[INPUT FOR THIS TASK]
---------------
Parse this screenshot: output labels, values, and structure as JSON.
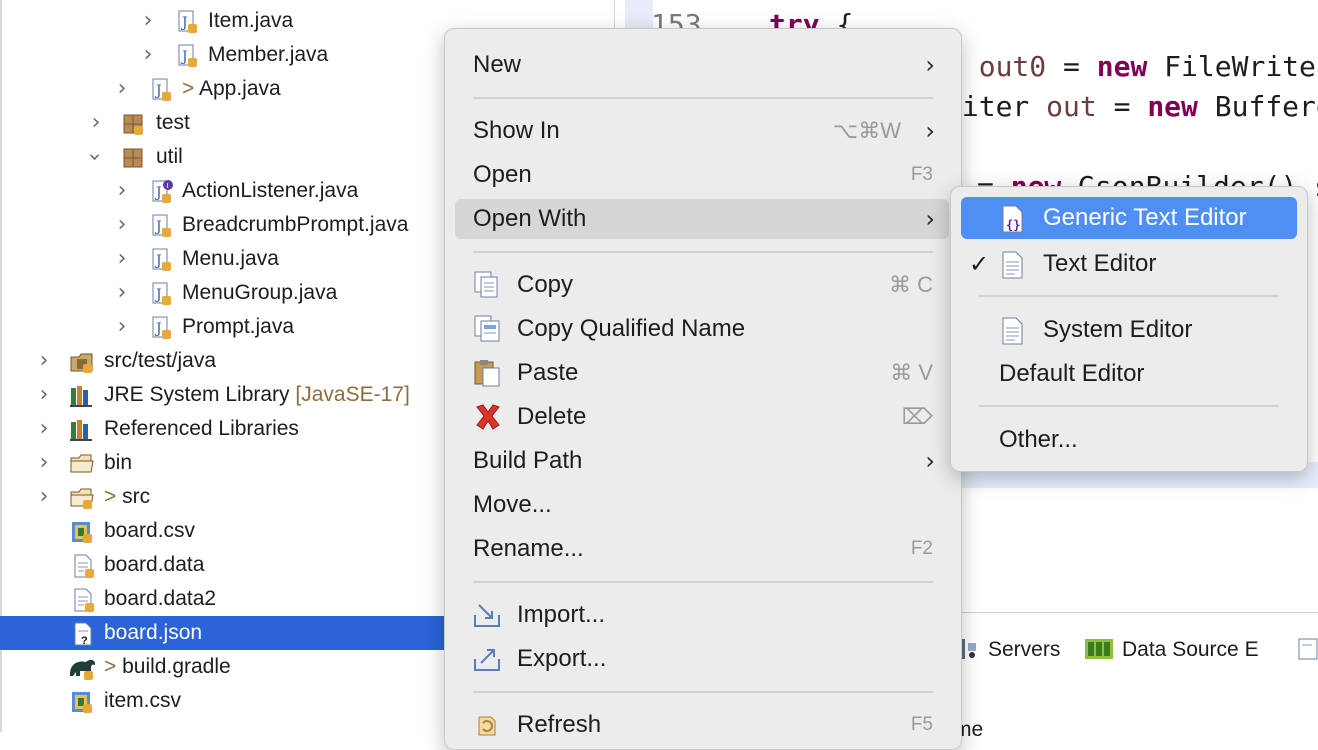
{
  "tree": {
    "rows": [
      {
        "label": "Item.java",
        "icon": "java-class-icon"
      },
      {
        "label": "Member.java",
        "icon": "java-class-icon"
      },
      {
        "prefix": "> ",
        "label": "App.java",
        "icon": "java-class-icon"
      },
      {
        "label": "test",
        "icon": "package-icon"
      },
      {
        "label": "util",
        "icon": "package-icon"
      },
      {
        "label": "ActionListener.java",
        "icon": "java-interface-icon"
      },
      {
        "label": "BreadcrumbPrompt.java",
        "icon": "java-class-icon"
      },
      {
        "label": "Menu.java",
        "icon": "java-class-icon"
      },
      {
        "label": "MenuGroup.java",
        "icon": "java-class-icon"
      },
      {
        "label": "Prompt.java",
        "icon": "java-class-icon"
      },
      {
        "label": "src/test/java",
        "icon": "source-folder-icon"
      },
      {
        "label": "JRE System Library",
        "suffix": "[JavaSE-17]",
        "icon": "library-icon"
      },
      {
        "label": "Referenced Libraries",
        "icon": "library-icon"
      },
      {
        "label": "bin",
        "icon": "folder-icon"
      },
      {
        "prefix": "> ",
        "label": "src",
        "icon": "folder-icon"
      },
      {
        "label": "board.csv",
        "icon": "csv-file-icon"
      },
      {
        "label": "board.data",
        "icon": "file-icon"
      },
      {
        "label": "board.data2",
        "icon": "file-icon"
      },
      {
        "label": "board.json",
        "icon": "unknown-file-icon",
        "selected": true
      },
      {
        "prefix": "> ",
        "label": "build.gradle",
        "icon": "gradle-icon"
      },
      {
        "label": "item.csv",
        "icon": "csv-file-icon"
      }
    ]
  },
  "editor": {
    "line_number": "153",
    "try_kw": "try",
    "try_brace": " {",
    "l1_a": "r ",
    "l1_var": "out0",
    "l1_eq": " = ",
    "l1_kw": "new",
    "l1_b": " FileWriter",
    "l2_a": "riter ",
    "l2_var": "out",
    "l2_eq": " = ",
    "l2_kw": "new",
    "l2_b": " Buffere",
    "l3_a": "= ",
    "l3_kw": "new",
    "l3_b": " GsonBuilder().se"
  },
  "bottom_tabs": [
    {
      "label": "Servers",
      "icon": "servers-icon"
    },
    {
      "label": "Data Source E",
      "icon": "data-source-icon"
    }
  ],
  "bottom_fragment": "me",
  "context_menu": {
    "items": [
      {
        "label": "New",
        "submenu": true
      },
      {
        "label": "Show In",
        "shortcut": "⌥⌘W",
        "submenu": true
      },
      {
        "label": "Open",
        "shortcut": "F3"
      },
      {
        "label": "Open With",
        "submenu": true,
        "hover": true
      },
      {
        "label": "Copy",
        "shortcut": "⌘ C",
        "icon": "copy-icon"
      },
      {
        "label": "Copy Qualified Name",
        "icon": "copy-qualified-name-icon"
      },
      {
        "label": "Paste",
        "shortcut": "⌘ V",
        "icon": "paste-icon"
      },
      {
        "label": "Delete",
        "shortcut": "⌦",
        "icon": "delete-icon"
      },
      {
        "label": "Build Path",
        "submenu": true
      },
      {
        "label": "Move..."
      },
      {
        "label": "Rename...",
        "shortcut": "F2"
      },
      {
        "label": "Import...",
        "icon": "import-icon"
      },
      {
        "label": "Export...",
        "icon": "export-icon"
      },
      {
        "label": "Refresh",
        "shortcut": "F5",
        "icon": "refresh-icon"
      }
    ]
  },
  "open_with_submenu": {
    "items": [
      {
        "label": "Generic Text Editor",
        "icon": "generic-text-editor-icon",
        "active": true
      },
      {
        "label": "Text Editor",
        "icon": "text-editor-icon",
        "checked": true,
        "check_mark": "✓"
      },
      {
        "label": "System Editor",
        "icon": "system-editor-icon"
      },
      {
        "label": "Default Editor"
      },
      {
        "label": "Other..."
      }
    ]
  },
  "colors": {
    "selection": "#2b63d9",
    "submenu_active": "#4f8ff3",
    "keyword": "#7f0055",
    "variable": "#6a3e3e",
    "delete_red": "#d9342b"
  }
}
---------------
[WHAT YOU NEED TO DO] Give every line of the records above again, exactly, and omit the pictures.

[ANSWER BOX]
Parse this screenshot: output labels, values, and structure as JSON.
{
  "tree": {
    "rows": [
      {
        "label": "Item.java",
        "icon": "java-class-icon"
      },
      {
        "label": "Member.java",
        "icon": "java-class-icon"
      },
      {
        "prefix": "> ",
        "label": "App.java",
        "icon": "java-class-icon"
      },
      {
        "label": "test",
        "icon": "package-icon"
      },
      {
        "label": "util",
        "icon": "package-icon"
      },
      {
        "label": "ActionListener.java",
        "icon": "java-interface-icon"
      },
      {
        "label": "BreadcrumbPrompt.java",
        "icon": "java-class-icon"
      },
      {
        "label": "Menu.java",
        "icon": "java-class-icon"
      },
      {
        "label": "MenuGroup.java",
        "icon": "java-class-icon"
      },
      {
        "label": "Prompt.java",
        "icon": "java-class-icon"
      },
      {
        "label": "src/test/java",
        "icon": "source-folder-icon"
      },
      {
        "label": "JRE System Library",
        "suffix": "[JavaSE-17]",
        "icon": "library-icon"
      },
      {
        "label": "Referenced Libraries",
        "icon": "library-icon"
      },
      {
        "label": "bin",
        "icon": "folder-icon"
      },
      {
        "prefix": "> ",
        "label": "src",
        "icon": "folder-icon"
      },
      {
        "label": "board.csv",
        "icon": "csv-file-icon"
      },
      {
        "label": "board.data",
        "icon": "file-icon"
      },
      {
        "label": "board.data2",
        "icon": "file-icon"
      },
      {
        "label": "board.json",
        "icon": "unknown-file-icon",
        "selected": true
      },
      {
        "prefix": "> ",
        "label": "build.gradle",
        "icon": "gradle-icon"
      },
      {
        "label": "item.csv",
        "icon": "csv-file-icon"
      }
    ]
  },
  "editor": {
    "line_number": "153",
    "try_kw": "try",
    "try_brace": " {",
    "l1_a": "r ",
    "l1_var": "out0",
    "l1_eq": " = ",
    "l1_kw": "new",
    "l1_b": " FileWriter",
    "l2_a": "riter ",
    "l2_var": "out",
    "l2_eq": " = ",
    "l2_kw": "new",
    "l2_b": " Buffere",
    "l3_a": "= ",
    "l3_kw": "new",
    "l3_b": " GsonBuilder().se"
  },
  "bottom_tabs": [
    {
      "label": "Servers",
      "icon": "servers-icon"
    },
    {
      "label": "Data Source E",
      "icon": "data-source-icon"
    }
  ],
  "bottom_fragment": "me",
  "context_menu": {
    "items": [
      {
        "label": "New",
        "submenu": true
      },
      {
        "label": "Show In",
        "shortcut": "⌥⌘W",
        "submenu": true
      },
      {
        "label": "Open",
        "shortcut": "F3"
      },
      {
        "label": "Open With",
        "submenu": true,
        "hover": true
      },
      {
        "label": "Copy",
        "shortcut": "⌘ C",
        "icon": "copy-icon"
      },
      {
        "label": "Copy Qualified Name",
        "icon": "copy-qualified-name-icon"
      },
      {
        "label": "Paste",
        "shortcut": "⌘ V",
        "icon": "paste-icon"
      },
      {
        "label": "Delete",
        "shortcut": "⌦",
        "icon": "delete-icon"
      },
      {
        "label": "Build Path",
        "submenu": true
      },
      {
        "label": "Move..."
      },
      {
        "label": "Rename...",
        "shortcut": "F2"
      },
      {
        "label": "Import...",
        "icon": "import-icon"
      },
      {
        "label": "Export...",
        "icon": "export-icon"
      },
      {
        "label": "Refresh",
        "shortcut": "F5",
        "icon": "refresh-icon"
      }
    ]
  },
  "open_with_submenu": {
    "items": [
      {
        "label": "Generic Text Editor",
        "icon": "generic-text-editor-icon",
        "active": true
      },
      {
        "label": "Text Editor",
        "icon": "text-editor-icon",
        "checked": true,
        "check_mark": "✓"
      },
      {
        "label": "System Editor",
        "icon": "system-editor-icon"
      },
      {
        "label": "Default Editor"
      },
      {
        "label": "Other..."
      }
    ]
  },
  "colors": {
    "selection": "#2b63d9",
    "submenu_active": "#4f8ff3",
    "keyword": "#7f0055",
    "variable": "#6a3e3e",
    "delete_red": "#d9342b"
  }
}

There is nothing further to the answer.